DATA EXTRACT:
━━━━━━━━━━━━━━━━━━━━

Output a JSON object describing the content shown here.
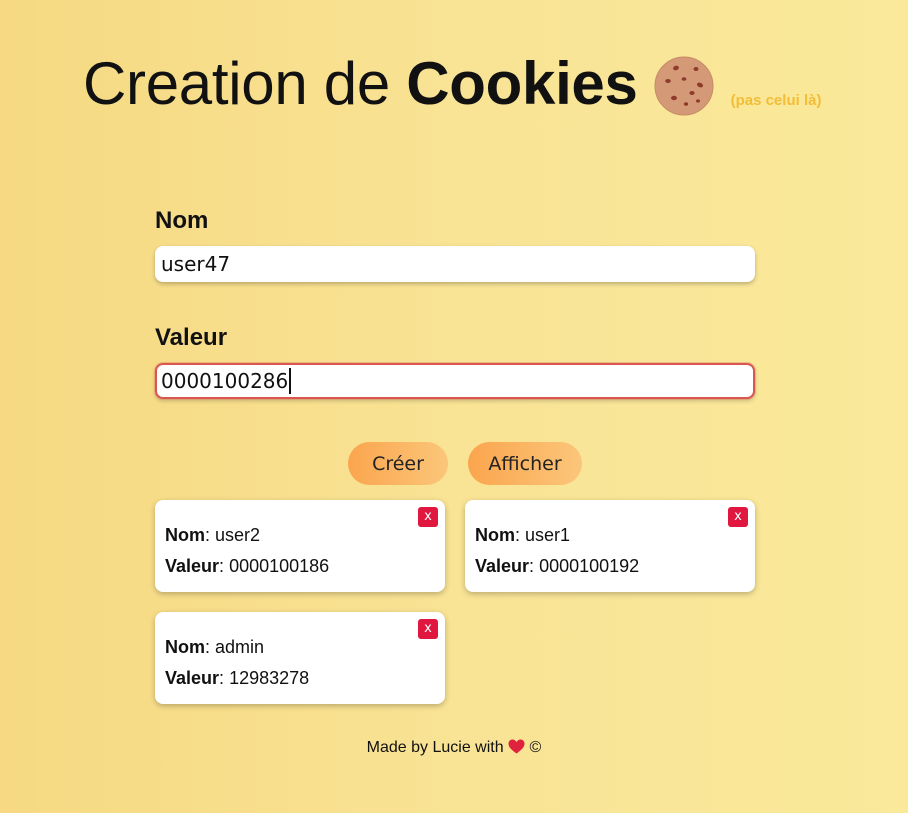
{
  "header": {
    "title_regular": "Creation de ",
    "title_bold": "Cookies",
    "subnote": "(pas celui là)",
    "icon": "cookie-icon"
  },
  "form": {
    "name_label": "Nom",
    "name_value": "user47",
    "value_label": "Valeur",
    "value_value": "0000100286"
  },
  "buttons": {
    "create_label": "Créer",
    "show_label": "Afficher"
  },
  "cookies": [
    {
      "name_key": "Nom",
      "name": "user2",
      "value_key": "Valeur",
      "value": "0000100186",
      "close_label": "x"
    },
    {
      "name_key": "Nom",
      "name": "user1",
      "value_key": "Valeur",
      "value": "0000100192",
      "close_label": "x"
    },
    {
      "name_key": "Nom",
      "name": "admin",
      "value_key": "Valeur",
      "value": "12983278",
      "close_label": "x"
    }
  ],
  "footer": {
    "text_before": "Made by Lucie with ",
    "heart_icon": "heart-icon",
    "copyright": "©"
  },
  "colors": {
    "accent_orange": "#fba54e",
    "close_red": "#e0173e",
    "subnote_yellow": "#f2bd37",
    "focus_border": "#d9574f"
  }
}
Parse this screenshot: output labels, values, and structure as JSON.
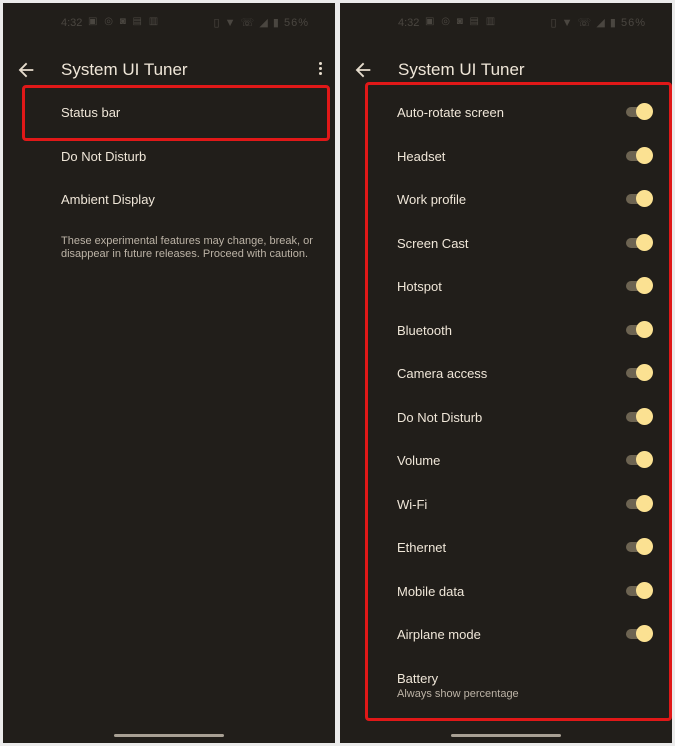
{
  "status_bar": {
    "time": "4:32",
    "notification_icons": [
      "notes-icon",
      "whatsapp-icon",
      "instagram-icon",
      "mail-icon",
      "chart-icon"
    ],
    "system_icons": [
      "vibrate-icon",
      "wifi-icon",
      "call-icon",
      "signal-icon",
      "battery-icon"
    ],
    "battery_text": "56%"
  },
  "left_screen": {
    "title": "System UI Tuner",
    "items": [
      {
        "label": "Status bar"
      },
      {
        "label": "Do Not Disturb"
      },
      {
        "label": "Ambient Display"
      }
    ],
    "info_text": "These experimental features may change, break, or disappear in future releases. Proceed with caution."
  },
  "right_screen": {
    "title": "System UI Tuner",
    "toggles": [
      {
        "label": "Auto-rotate screen",
        "on": true
      },
      {
        "label": "Headset",
        "on": true
      },
      {
        "label": "Work profile",
        "on": true
      },
      {
        "label": "Screen Cast",
        "on": true
      },
      {
        "label": "Hotspot",
        "on": true
      },
      {
        "label": "Bluetooth",
        "on": true
      },
      {
        "label": "Camera access",
        "on": true
      },
      {
        "label": "Do Not Disturb",
        "on": true
      },
      {
        "label": "Volume",
        "on": true
      },
      {
        "label": "Wi-Fi",
        "on": true
      },
      {
        "label": "Ethernet",
        "on": true
      },
      {
        "label": "Mobile data",
        "on": true
      },
      {
        "label": "Airplane mode",
        "on": true
      }
    ],
    "battery": {
      "label": "Battery",
      "subtitle": "Always show percentage"
    }
  },
  "colors": {
    "background": "#211e1a",
    "text": "#efe6d8",
    "toggle_thumb": "#fbe192",
    "toggle_track": "#6d6452",
    "highlight": "#e01818"
  }
}
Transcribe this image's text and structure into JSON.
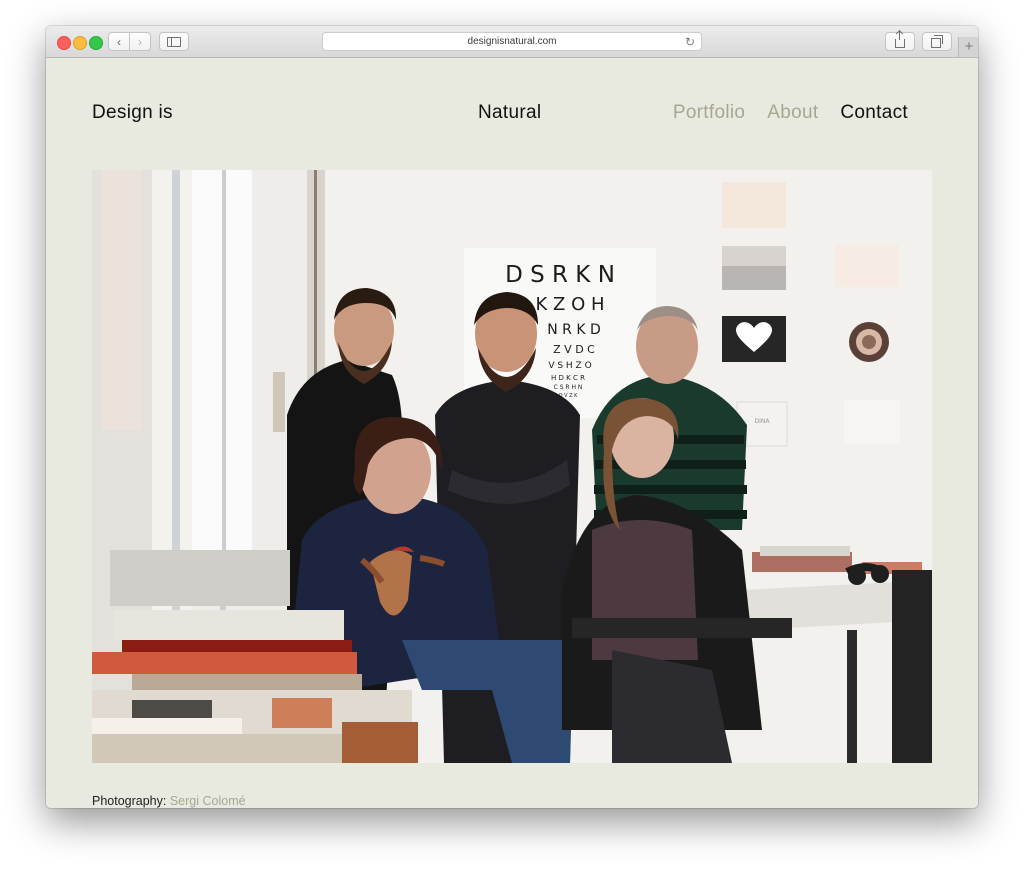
{
  "browser": {
    "url": "designisnatural.com",
    "nav_back_glyph": "‹",
    "nav_forward_glyph": "›",
    "reload_glyph": "↻",
    "new_tab_glyph": "+",
    "icons": [
      "back-icon",
      "forward-icon",
      "sidebar-icon",
      "reload-icon",
      "share-icon",
      "tabs-icon",
      "new-tab-icon"
    ]
  },
  "site": {
    "title": "Design is",
    "title_word": "Natural",
    "nav": [
      {
        "label": "Portfolio",
        "active": false
      },
      {
        "label": "About",
        "active": false
      },
      {
        "label": "Contact",
        "active": true
      }
    ]
  },
  "photo": {
    "eye_chart_rows": [
      "D S R K N",
      "K Z O H",
      "N R K D",
      "Z V D C",
      "V S H Z O",
      "H D K C R",
      "C S R H N",
      "O V Z K"
    ],
    "small_card_text": "DINA"
  },
  "credit": {
    "label": "Photography:",
    "author": "Sergi Colomé"
  },
  "colors": {
    "page_background": "#e9eadf",
    "nav_muted": "#a6a693",
    "nav_active": "#111111"
  }
}
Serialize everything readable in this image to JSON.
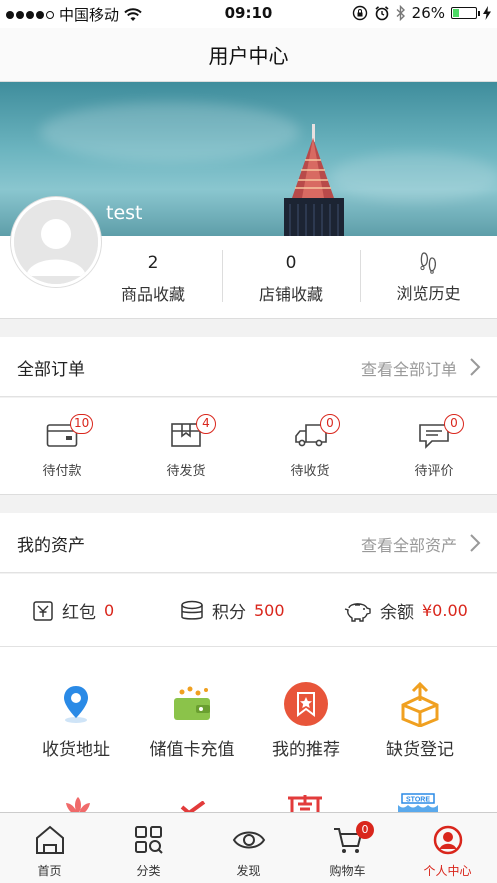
{
  "status_bar": {
    "carrier": "中国移动",
    "time": "09:10",
    "battery_percent": "26%",
    "battery_level": 0.26
  },
  "navbar": {
    "title": "用户中心"
  },
  "profile": {
    "username": "test",
    "stats": [
      {
        "value": "2",
        "label": "商品收藏"
      },
      {
        "value": "0",
        "label": "店铺收藏"
      },
      {
        "value": "",
        "label": "浏览历史",
        "icon": "footprint-icon"
      }
    ]
  },
  "orders": {
    "title": "全部订单",
    "view_all": "查看全部订单",
    "items": [
      {
        "label": "待付款",
        "badge": "10",
        "icon": "wallet-icon"
      },
      {
        "label": "待发货",
        "badge": "4",
        "icon": "package-icon"
      },
      {
        "label": "待收货",
        "badge": "0",
        "icon": "truck-icon"
      },
      {
        "label": "待评价",
        "badge": "0",
        "icon": "comment-icon"
      }
    ]
  },
  "assets": {
    "title": "我的资产",
    "view_all": "查看全部资产",
    "items": [
      {
        "label": "红包",
        "value": "0",
        "icon": "red-envelope-icon"
      },
      {
        "label": "积分",
        "value": "500",
        "icon": "coins-icon"
      },
      {
        "label": "余额",
        "value": "¥0.00",
        "icon": "piggy-bank-icon"
      }
    ]
  },
  "services": [
    {
      "label": "收货地址",
      "icon": "location-pin-icon"
    },
    {
      "label": "储值卡充值",
      "icon": "wallet-topup-icon"
    },
    {
      "label": "我的推荐",
      "icon": "recommend-icon"
    },
    {
      "label": "缺货登记",
      "icon": "box-upload-icon"
    }
  ],
  "tabbar": {
    "items": [
      {
        "label": "首页",
        "icon": "home-icon"
      },
      {
        "label": "分类",
        "icon": "category-icon"
      },
      {
        "label": "发现",
        "icon": "eye-icon"
      },
      {
        "label": "购物车",
        "icon": "cart-icon",
        "badge": "0"
      },
      {
        "label": "个人中心",
        "icon": "user-center-icon",
        "active": true
      }
    ]
  },
  "colors": {
    "accent": "#d9261c",
    "orange": "#f0a020",
    "blue": "#2a8ae6",
    "green": "#8bc34a"
  }
}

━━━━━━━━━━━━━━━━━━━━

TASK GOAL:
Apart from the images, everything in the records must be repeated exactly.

SOLUTION:
Output a JSON object describing the content shown here.
{
  "header": {
    "title_regular": "Creation de ",
    "title_bold": "Cookies",
    "subnote": "(pas celui là)",
    "icon": "cookie-icon"
  },
  "form": {
    "name_label": "Nom",
    "name_value": "user47",
    "value_label": "Valeur",
    "value_value": "0000100286"
  },
  "buttons": {
    "create_label": "Créer",
    "show_label": "Afficher"
  },
  "cookies": [
    {
      "name_key": "Nom",
      "name": "user2",
      "value_key": "Valeur",
      "value": "0000100186",
      "close_label": "x"
    },
    {
      "name_key": "Nom",
      "name": "user1",
      "value_key": "Valeur",
      "value": "0000100192",
      "close_label": "x"
    },
    {
      "name_key": "Nom",
      "name": "admin",
      "value_key": "Valeur",
      "value": "12983278",
      "close_label": "x"
    }
  ],
  "footer": {
    "text_before": "Made by Lucie with ",
    "heart_icon": "heart-icon",
    "copyright": "©"
  },
  "colors": {
    "accent_orange": "#fba54e",
    "close_red": "#e0173e",
    "subnote_yellow": "#f2bd37",
    "focus_border": "#d9574f"
  }
}
Parse this screenshot: output labels, values, and structure as JSON.
{
  "status_bar": {
    "time": "4:32",
    "notification_icons": [
      "notes-icon",
      "whatsapp-icon",
      "instagram-icon",
      "mail-icon",
      "chart-icon"
    ],
    "system_icons": [
      "vibrate-icon",
      "wifi-icon",
      "call-icon",
      "signal-icon",
      "battery-icon"
    ],
    "battery_text": "56%"
  },
  "left_screen": {
    "title": "System UI Tuner",
    "items": [
      {
        "label": "Status bar"
      },
      {
        "label": "Do Not Disturb"
      },
      {
        "label": "Ambient Display"
      }
    ],
    "info_text": "These experimental features may change, break, or disappear in future releases. Proceed with caution."
  },
  "right_screen": {
    "title": "System UI Tuner",
    "toggles": [
      {
        "label": "Auto-rotate screen",
        "on": true
      },
      {
        "label": "Headset",
        "on": true
      },
      {
        "label": "Work profile",
        "on": true
      },
      {
        "label": "Screen Cast",
        "on": true
      },
      {
        "label": "Hotspot",
        "on": true
      },
      {
        "label": "Bluetooth",
        "on": true
      },
      {
        "label": "Camera access",
        "on": true
      },
      {
        "label": "Do Not Disturb",
        "on": true
      },
      {
        "label": "Volume",
        "on": true
      },
      {
        "label": "Wi-Fi",
        "on": true
      },
      {
        "label": "Ethernet",
        "on": true
      },
      {
        "label": "Mobile data",
        "on": true
      },
      {
        "label": "Airplane mode",
        "on": true
      }
    ],
    "battery": {
      "label": "Battery",
      "subtitle": "Always show percentage"
    }
  },
  "colors": {
    "background": "#211e1a",
    "text": "#efe6d8",
    "toggle_thumb": "#fbe192",
    "toggle_track": "#6d6452",
    "highlight": "#e01818"
  }
}
Transcribe this image's text and structure into JSON.
{
  "browser": {
    "url": "designisnatural.com",
    "nav_back_glyph": "‹",
    "nav_forward_glyph": "›",
    "reload_glyph": "↻",
    "new_tab_glyph": "+",
    "icons": [
      "back-icon",
      "forward-icon",
      "sidebar-icon",
      "reload-icon",
      "share-icon",
      "tabs-icon",
      "new-tab-icon"
    ]
  },
  "site": {
    "title": "Design is",
    "title_word": "Natural",
    "nav": [
      {
        "label": "Portfolio",
        "active": false
      },
      {
        "label": "About",
        "active": false
      },
      {
        "label": "Contact",
        "active": true
      }
    ]
  },
  "photo": {
    "eye_chart_rows": [
      "D S R K N",
      "K Z O H",
      "N R K D",
      "Z V D C",
      "V S H Z O",
      "H D K C R",
      "C S R H N",
      "O V Z K"
    ],
    "small_card_text": "DINA"
  },
  "credit": {
    "label": "Photography:",
    "author": "Sergi Colomé"
  },
  "colors": {
    "page_background": "#e9eadf",
    "nav_muted": "#a6a693",
    "nav_active": "#111111"
  }
}
Serialize everything readable in this image to JSON.
{
  "status_bar": {
    "carrier": "中国移动",
    "time": "09:10",
    "battery_percent": "26%",
    "battery_level": 0.26
  },
  "navbar": {
    "title": "用户中心"
  },
  "profile": {
    "username": "test",
    "stats": [
      {
        "value": "2",
        "label": "商品收藏"
      },
      {
        "value": "0",
        "label": "店铺收藏"
      },
      {
        "value": "",
        "label": "浏览历史",
        "icon": "footprint-icon"
      }
    ]
  },
  "orders": {
    "title": "全部订单",
    "view_all": "查看全部订单",
    "items": [
      {
        "label": "待付款",
        "badge": "10",
        "icon": "wallet-icon"
      },
      {
        "label": "待发货",
        "badge": "4",
        "icon": "package-icon"
      },
      {
        "label": "待收货",
        "badge": "0",
        "icon": "truck-icon"
      },
      {
        "label": "待评价",
        "badge": "0",
        "icon": "comment-icon"
      }
    ]
  },
  "assets": {
    "title": "我的资产",
    "view_all": "查看全部资产",
    "items": [
      {
        "label": "红包",
        "value": "0",
        "icon": "red-envelope-icon"
      },
      {
        "label": "积分",
        "value": "500",
        "icon": "coins-icon"
      },
      {
        "label": "余额",
        "value": "¥0.00",
        "icon": "piggy-bank-icon"
      }
    ]
  },
  "services": [
    {
      "label": "收货地址",
      "icon": "location-pin-icon"
    },
    {
      "label": "储值卡充值",
      "icon": "wallet-topup-icon"
    },
    {
      "label": "我的推荐",
      "icon": "recommend-icon"
    },
    {
      "label": "缺货登记",
      "icon": "box-upload-icon"
    }
  ],
  "tabbar": {
    "items": [
      {
        "label": "首页",
        "icon": "home-icon"
      },
      {
        "label": "分类",
        "icon": "category-icon"
      },
      {
        "label": "发现",
        "icon": "eye-icon"
      },
      {
        "label": "购物车",
        "icon": "cart-icon",
        "badge": "0"
      },
      {
        "label": "个人中心",
        "icon": "user-center-icon",
        "active": true
      }
    ]
  },
  "colors": {
    "accent": "#d9261c",
    "orange": "#f0a020",
    "blue": "#2a8ae6",
    "green": "#8bc34a"
  }
}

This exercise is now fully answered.